6 amusing things about depression


In honor of stopping my pills and feeling semi-normal for the first time in a while, here are the things I’ve just embraced about depression, and even find somewhat amusing.

When you know you’re only getting compliments because people don’t know how else to talk to you.


When your mom says “your self esteem” in reference to your mental illness.


When someone tries to talk to you while you’re working through an anxiety attack.


“How are you doing?”


When someone can relate to your brain.


When you finally relax and your body handles it by twitching.



Things you learn after you learn you have depression


Like a lot of people, I have anxiety and depression, which is basically just a huge contradiction.

But being diagnosed and seeking help has allowed me to learn more about this condition and what it means for me.

It’s OK to tell yourself to smile, for non-sexist reasons. It really does help to lift your mood.giphy1

The meds are working, that’s why you feel like you don’t need them.giphy2

Working through an anxiety attack on your own is basically like winning a UFC championship. Going from zero to 60, and then slowly working your way back is exhausting, and gratifying to the point of earning that milkshake if it happens in a diner (hypothetically, of course).giphy3

Just because your spouse is frustrated, doesn’t mean they don’t care. It’s like when you try to make them feel better during a cold and nothing’s helping.giphy4

Mental illness makes your friends and family uncomfortable, and that’s not your problem.giphy5

It’s going to take a while to figure this out, and that’s fine.giphy6

We need to talk about mental disorders


Remember when you were younger, and your friend broke his/her (insert limb here)? Remember all the attention they got, and how many people wanted to sign their cast or carry their backpack? Also, remember that really demented part of you who kind of wanted to break a bone just to get a cast for people to sign, and for someone to offer to carry your backpack?

Maybe that was just me, but I’m pretty sure there was a “Wonder Years” episode or something that affirmed my feelings about this enough that I thought everyone thought like this at a young age.

Anyway, I feel like there’s a feeling similar to this going around with my peers regarding mental disorders. I’m talking about disorders like anxiety, OCD, depression, etc.

These disorders are talked about a lot (see posts like this and this), which is fantastic, because there’s no reason we shouldn’t be educated and talking about them, and hopefully this leads to us talking about more taboo illnesses and what we as a community can do to help those suffering with them.

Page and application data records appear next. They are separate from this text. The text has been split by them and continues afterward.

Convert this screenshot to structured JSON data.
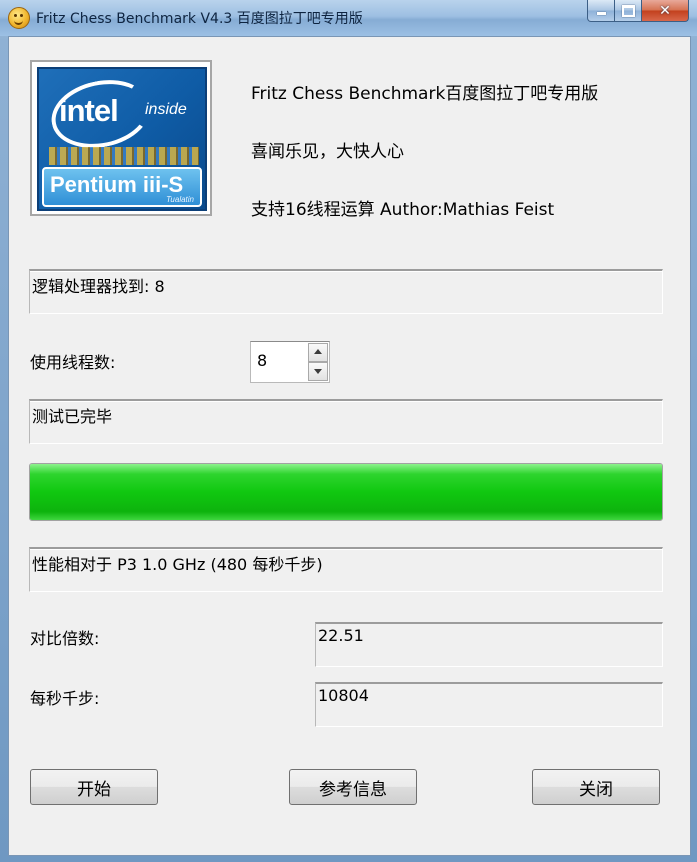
{
  "window": {
    "title": "Fritz Chess Benchmark V4.3   百度图拉丁吧专用版"
  },
  "logo": {
    "brand": "intel",
    "inside": "inside",
    "product": "Pentium iii-S",
    "codename": "Tualatin"
  },
  "info": {
    "line1": "Fritz Chess Benchmark百度图拉丁吧专用版",
    "line2": "喜闻乐见，大快人心",
    "line3": "支持16线程运算   Author:Mathias Feist"
  },
  "processors": {
    "text": "逻辑处理器找到: 8"
  },
  "threads": {
    "label": "使用线程数:",
    "value": "8"
  },
  "status": {
    "text": "测试已完毕"
  },
  "progress": {
    "fraction": 1.0
  },
  "performance": {
    "text": "性能相对于 P3 1.0 GHz (480 每秒千步)"
  },
  "ratio": {
    "label": "对比倍数:",
    "value": "22.51"
  },
  "kps": {
    "label": "每秒千步:",
    "value": "10804"
  },
  "buttons": {
    "start": "开始",
    "info": "参考信息",
    "close": "关闭"
  },
  "colors": {
    "progress_green": "#10c810",
    "title_bar": "#9dbfe2"
  }
}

However, I don’t think posts like those I linked to above have been doing a very good job of expressing just how serious these disorders, which have become so mainstream in our vocabulary (“I have really bad anxiety today,” or “He’s so OCD about this.”) really are. They’ve become a topic we as a society are getting comfortable with talking about, which both comforts me and scares me at the same time.

It comforts and scares me because I was recently diagnosed with depression and generalized anxiety disorder.

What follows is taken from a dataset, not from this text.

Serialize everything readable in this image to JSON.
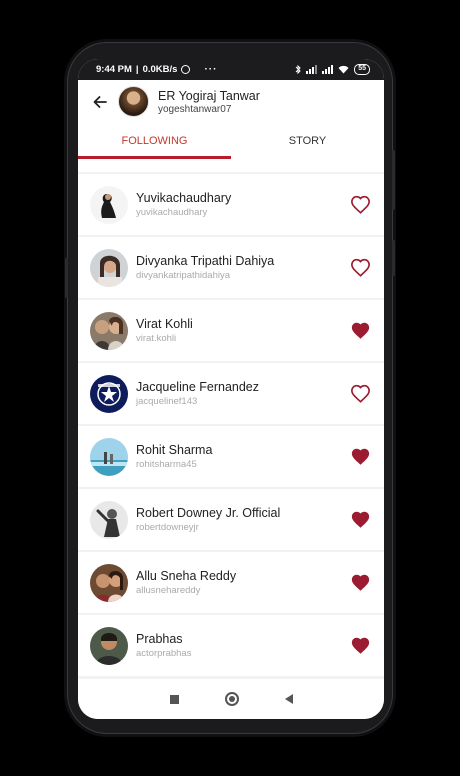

Anxiety wasn’t a surprise to me. Ask my fiance. I’d been sending him links for months, saying, “No, really, I think I have this.” I was half-serious, thinking I was just a tense and easily stressed person. Everyone has their quirks and pet peeves.

But when your boss suggests you talk to someone, and your counselor diagnoses you, and you realize there’s a reason you don’t sleep, and you realize there’s a reason you want to hurt yourself… things get real. Fast.

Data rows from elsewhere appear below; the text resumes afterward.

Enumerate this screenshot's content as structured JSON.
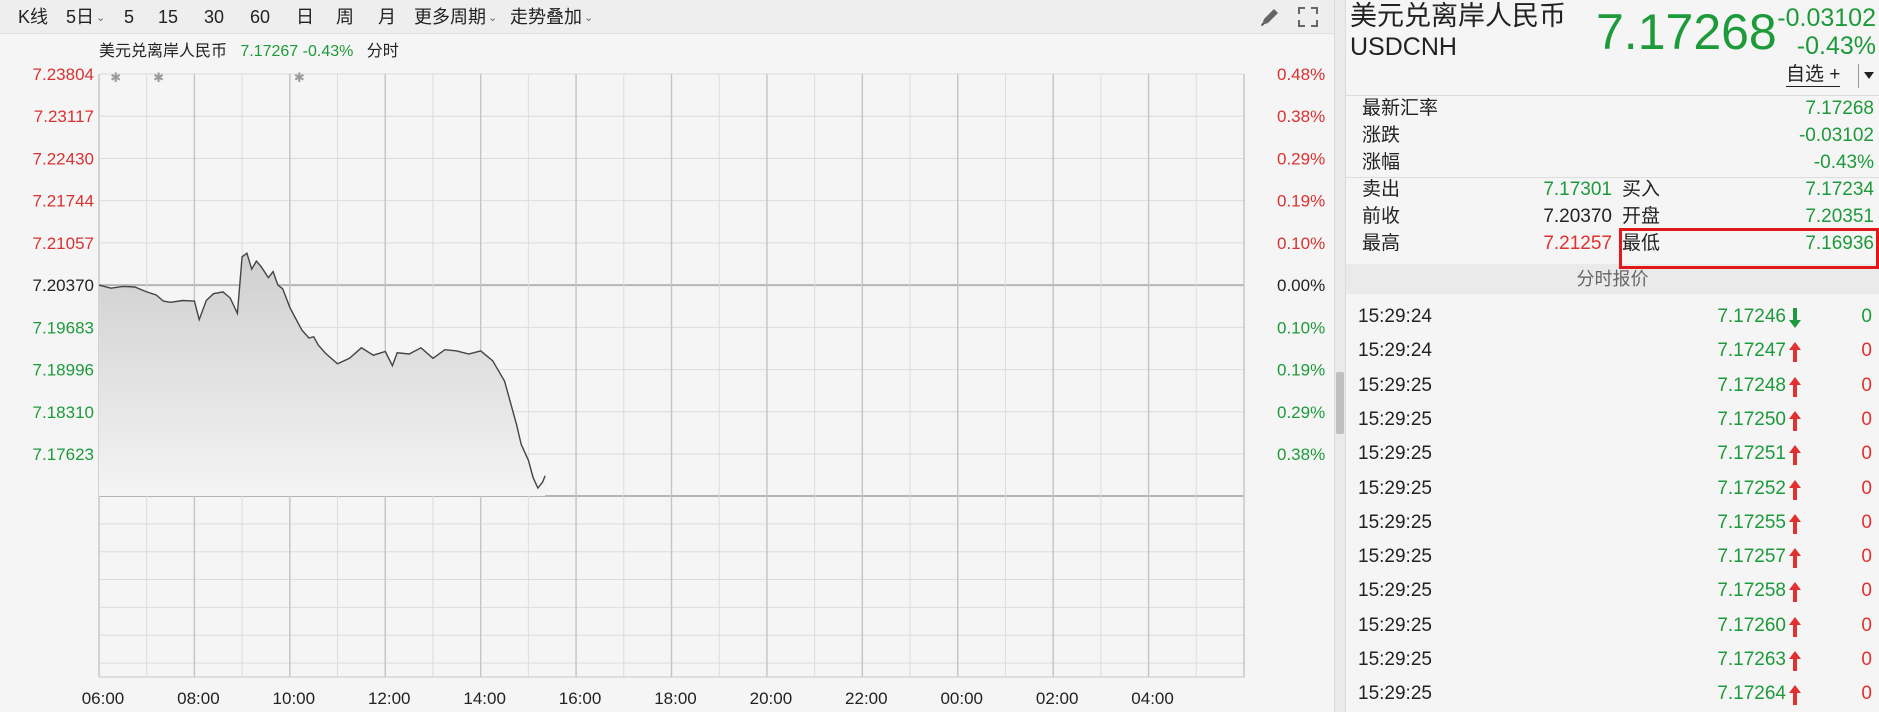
{
  "toolbar": {
    "items": [
      {
        "label": "K线",
        "dropdown": false
      },
      {
        "label": "5日",
        "dropdown": true
      },
      {
        "label": "5",
        "dropdown": false
      },
      {
        "label": "15",
        "dropdown": false
      },
      {
        "label": "30",
        "dropdown": false
      },
      {
        "label": "60",
        "dropdown": false
      },
      {
        "label": "日",
        "dropdown": false
      },
      {
        "label": "周",
        "dropdown": false
      },
      {
        "label": "月",
        "dropdown": false
      },
      {
        "label": "更多周期",
        "dropdown": true
      },
      {
        "label": "走势叠加",
        "dropdown": true
      }
    ],
    "draw_icon": "pen-icon",
    "fullscreen_icon": "fullscreen-icon"
  },
  "legend": {
    "name": "美元兑离岸人民币",
    "price": "7.17267",
    "pct": "-0.43%",
    "mode": "分时"
  },
  "chart_data": {
    "type": "area",
    "title": "",
    "xlabel": "",
    "ylabel": "",
    "prev_close": 7.2037,
    "ylim": [
      7.1694,
      7.23804
    ],
    "y_ticks_left": [
      {
        "label": "7.23804",
        "color": "#d83232"
      },
      {
        "label": "7.23117",
        "color": "#d83232"
      },
      {
        "label": "7.22430",
        "color": "#d83232"
      },
      {
        "label": "7.21744",
        "color": "#d83232"
      },
      {
        "label": "7.21057",
        "color": "#d83232"
      },
      {
        "label": "7.20370",
        "color": "#222222"
      },
      {
        "label": "7.19683",
        "color": "#1d9a3a"
      },
      {
        "label": "7.18996",
        "color": "#1d9a3a"
      },
      {
        "label": "7.18310",
        "color": "#1d9a3a"
      },
      {
        "label": "7.17623",
        "color": "#1d9a3a"
      }
    ],
    "y_ticks_right": [
      "0.48%",
      "0.38%",
      "0.29%",
      "0.19%",
      "0.10%",
      "0.00%",
      "0.10%",
      "0.19%",
      "0.29%",
      "0.38%"
    ],
    "x_ticks": [
      "06:00",
      "08:00",
      "10:00",
      "12:00",
      "14:00",
      "16:00",
      "18:00",
      "20:00",
      "22:00",
      "00:00",
      "02:00",
      "04:00"
    ],
    "x_range_hours": [
      0,
      24
    ],
    "series": [
      {
        "x": [
          0.0,
          0.25,
          0.5,
          0.75,
          1.0,
          1.2,
          1.35,
          1.5,
          1.75,
          2.0,
          2.1,
          2.25,
          2.4,
          2.6,
          2.75,
          2.9,
          3.0,
          3.1,
          3.2,
          3.3,
          3.4,
          3.55,
          3.65,
          3.75,
          3.85,
          4.0,
          4.1,
          4.25,
          4.4,
          4.5,
          4.6,
          4.75,
          5.0,
          5.25,
          5.5,
          5.75,
          6.0,
          6.15,
          6.25,
          6.5,
          6.75,
          7.0,
          7.25,
          7.5,
          7.75,
          8.0,
          8.25,
          8.5,
          8.75,
          8.85,
          9.0,
          9.1,
          9.2,
          9.3,
          9.35
        ],
        "values": [
          7.2037,
          7.2032,
          7.2035,
          7.2034,
          7.2026,
          7.2021,
          7.2011,
          7.2009,
          7.2012,
          7.2011,
          7.1981,
          7.2012,
          7.2023,
          7.2026,
          7.2016,
          7.1991,
          7.2083,
          7.2089,
          7.2063,
          7.2076,
          7.2067,
          7.2049,
          7.2059,
          7.2037,
          7.2031,
          7.2001,
          7.1986,
          7.1964,
          7.1951,
          7.1953,
          7.1939,
          7.1926,
          7.1909,
          7.1918,
          7.1935,
          7.1923,
          7.1929,
          7.1906,
          7.1927,
          7.1925,
          7.1935,
          7.1918,
          7.1932,
          7.193,
          7.1925,
          7.193,
          7.1914,
          7.1881,
          7.1811,
          7.1778,
          7.1752,
          7.1724,
          7.1707,
          7.1717,
          7.1727
        ]
      }
    ],
    "markers_hours": [
      0.35,
      1.25,
      4.2
    ],
    "colors": {
      "line": "#444444",
      "area_top": "#cfcfcf",
      "area_bottom": "#f4f4f4",
      "up": "#d83232",
      "down": "#1d9a3a"
    }
  },
  "quote": {
    "name_cn": "美元兑离岸人民币",
    "code": "USDCNH",
    "price": "7.17268",
    "change": "-0.03102",
    "pct": "-0.43%",
    "favorite_label": "自选 +",
    "rows": [
      {
        "label": "最新汇率",
        "value": "7.17268"
      },
      {
        "label": "涨跌",
        "value": "-0.03102"
      },
      {
        "label": "涨幅",
        "value": "-0.43%"
      }
    ],
    "pairs": [
      {
        "l1": "卖出",
        "v1": "7.17301",
        "c1": "g",
        "l2": "买入",
        "v2": "7.17234",
        "c2": "g"
      },
      {
        "l1": "前收",
        "v1": "7.20370",
        "c1": "k",
        "l2": "开盘",
        "v2": "7.20351",
        "c2": "g"
      },
      {
        "l1": "最高",
        "v1": "7.21257",
        "c1": "r",
        "l2": "最低",
        "v2": "7.16936",
        "c2": "g"
      }
    ]
  },
  "ticks": {
    "header": "分时报价",
    "rows": [
      {
        "time": "15:29:24",
        "price": "7.17246",
        "dir": "down",
        "vol": "0"
      },
      {
        "time": "15:29:24",
        "price": "7.17247",
        "dir": "up",
        "vol": "0"
      },
      {
        "time": "15:29:25",
        "price": "7.17248",
        "dir": "up",
        "vol": "0"
      },
      {
        "time": "15:29:25",
        "price": "7.17250",
        "dir": "up",
        "vol": "0"
      },
      {
        "time": "15:29:25",
        "price": "7.17251",
        "dir": "up",
        "vol": "0"
      },
      {
        "time": "15:29:25",
        "price": "7.17252",
        "dir": "up",
        "vol": "0"
      },
      {
        "time": "15:29:25",
        "price": "7.17255",
        "dir": "up",
        "vol": "0"
      },
      {
        "time": "15:29:25",
        "price": "7.17257",
        "dir": "up",
        "vol": "0"
      },
      {
        "time": "15:29:25",
        "price": "7.17258",
        "dir": "up",
        "vol": "0"
      },
      {
        "time": "15:29:25",
        "price": "7.17260",
        "dir": "up",
        "vol": "0"
      },
      {
        "time": "15:29:25",
        "price": "7.17263",
        "dir": "up",
        "vol": "0"
      },
      {
        "time": "15:29:25",
        "price": "7.17264",
        "dir": "up",
        "vol": "0"
      }
    ]
  }
}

So it’s comforting to see posts I can relate to, and it’s comforting not to feel alone. But it’s terrifying to think there are people out there who don’t have the illnesses they’re claiming, when I wouldn’t wish them on my worst enemy. And it’s terrifying to think there are people who have these illnesses, but aren’t doing anything about it.

Now, I don’t know you. I don’t know your life. No one’s saying you have something that you don’t, but if you think you do, do something about it. Because here’s the thing – actually having a disorder and going through the steps to help it is f**king lonely, and it’s scary. It’s not a trendy topic to ogle. Don’t let yourself feel that way, because there are a ton of people in the same position as you.

It’s not easy or fun to talk about, but if we start recognizing these illnesses and disorders as something serious, we can start doing something about them. Honesty’s the best policy, as usual, and ignoring these conditions, as with anything, is the most damaging thing you can do to yourself and others.

*Mic drop*2og0PwG